→ ACTIVITY
For every line in the material below that holds "true", report the line.

→ DATASET CONTENT
---+---
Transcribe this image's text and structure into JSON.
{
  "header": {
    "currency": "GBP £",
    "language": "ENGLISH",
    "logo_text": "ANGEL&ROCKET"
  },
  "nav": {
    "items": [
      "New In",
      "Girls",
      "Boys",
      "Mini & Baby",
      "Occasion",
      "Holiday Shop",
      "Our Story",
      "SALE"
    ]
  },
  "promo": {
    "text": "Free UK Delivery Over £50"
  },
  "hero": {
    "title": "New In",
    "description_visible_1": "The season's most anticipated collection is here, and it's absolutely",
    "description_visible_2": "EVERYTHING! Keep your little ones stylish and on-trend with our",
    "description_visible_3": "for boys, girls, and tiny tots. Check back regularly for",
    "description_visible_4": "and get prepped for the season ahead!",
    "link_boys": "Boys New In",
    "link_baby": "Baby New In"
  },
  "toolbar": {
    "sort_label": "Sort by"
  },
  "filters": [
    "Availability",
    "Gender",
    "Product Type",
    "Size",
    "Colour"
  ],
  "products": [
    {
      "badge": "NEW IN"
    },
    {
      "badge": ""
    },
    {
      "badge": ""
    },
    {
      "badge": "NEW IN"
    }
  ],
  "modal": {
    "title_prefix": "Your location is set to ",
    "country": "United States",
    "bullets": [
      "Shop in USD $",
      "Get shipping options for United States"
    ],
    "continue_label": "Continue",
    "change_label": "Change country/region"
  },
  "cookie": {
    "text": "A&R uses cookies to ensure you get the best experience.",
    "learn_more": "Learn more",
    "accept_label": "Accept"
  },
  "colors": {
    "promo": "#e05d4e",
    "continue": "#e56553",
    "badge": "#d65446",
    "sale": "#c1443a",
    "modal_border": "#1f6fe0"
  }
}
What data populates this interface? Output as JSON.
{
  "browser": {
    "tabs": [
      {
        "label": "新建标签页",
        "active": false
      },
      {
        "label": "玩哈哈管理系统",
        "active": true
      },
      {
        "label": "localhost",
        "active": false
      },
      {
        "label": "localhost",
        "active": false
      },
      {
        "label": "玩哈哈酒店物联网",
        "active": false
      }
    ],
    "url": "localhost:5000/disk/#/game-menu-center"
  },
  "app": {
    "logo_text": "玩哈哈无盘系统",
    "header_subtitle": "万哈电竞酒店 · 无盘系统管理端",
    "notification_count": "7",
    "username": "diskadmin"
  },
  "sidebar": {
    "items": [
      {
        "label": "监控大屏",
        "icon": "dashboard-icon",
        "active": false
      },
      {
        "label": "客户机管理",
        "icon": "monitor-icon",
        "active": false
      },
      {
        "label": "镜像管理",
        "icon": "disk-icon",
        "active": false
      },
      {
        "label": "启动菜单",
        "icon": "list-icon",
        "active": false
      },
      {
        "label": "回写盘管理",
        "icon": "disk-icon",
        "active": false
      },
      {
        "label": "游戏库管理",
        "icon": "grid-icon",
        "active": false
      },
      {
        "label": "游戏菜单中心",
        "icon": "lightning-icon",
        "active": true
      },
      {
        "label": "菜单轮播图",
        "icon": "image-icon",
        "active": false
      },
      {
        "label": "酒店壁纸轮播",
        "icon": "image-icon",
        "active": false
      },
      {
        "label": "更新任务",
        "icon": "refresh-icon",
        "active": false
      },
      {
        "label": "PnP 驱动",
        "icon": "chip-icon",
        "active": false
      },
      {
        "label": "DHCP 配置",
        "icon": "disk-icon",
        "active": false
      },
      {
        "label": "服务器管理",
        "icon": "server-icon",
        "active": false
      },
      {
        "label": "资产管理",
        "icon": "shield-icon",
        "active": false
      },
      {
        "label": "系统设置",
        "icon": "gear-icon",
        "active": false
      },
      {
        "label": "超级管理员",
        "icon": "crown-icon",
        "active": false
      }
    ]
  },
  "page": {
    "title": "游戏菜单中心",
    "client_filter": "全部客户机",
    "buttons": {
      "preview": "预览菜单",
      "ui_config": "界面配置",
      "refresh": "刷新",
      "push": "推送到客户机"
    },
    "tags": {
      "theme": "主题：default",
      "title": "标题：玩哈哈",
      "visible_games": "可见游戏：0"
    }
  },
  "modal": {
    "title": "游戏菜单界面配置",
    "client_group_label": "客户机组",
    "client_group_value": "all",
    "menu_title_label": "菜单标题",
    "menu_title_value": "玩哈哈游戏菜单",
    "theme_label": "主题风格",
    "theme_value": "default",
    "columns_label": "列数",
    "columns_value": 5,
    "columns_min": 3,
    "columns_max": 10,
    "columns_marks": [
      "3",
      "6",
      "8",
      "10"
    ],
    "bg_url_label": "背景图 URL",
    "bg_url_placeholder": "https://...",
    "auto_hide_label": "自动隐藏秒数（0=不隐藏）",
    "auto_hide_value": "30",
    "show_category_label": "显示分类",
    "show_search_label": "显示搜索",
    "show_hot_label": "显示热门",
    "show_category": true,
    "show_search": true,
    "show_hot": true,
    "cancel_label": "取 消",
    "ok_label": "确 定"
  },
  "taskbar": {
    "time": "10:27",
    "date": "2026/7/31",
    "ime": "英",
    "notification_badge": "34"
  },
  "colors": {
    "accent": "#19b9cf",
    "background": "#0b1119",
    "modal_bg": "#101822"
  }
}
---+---
→ ANSWER SPACE
        "active": true
        "active": true
    "show_category": true,
    "show_search": true,
    "show_hot": true,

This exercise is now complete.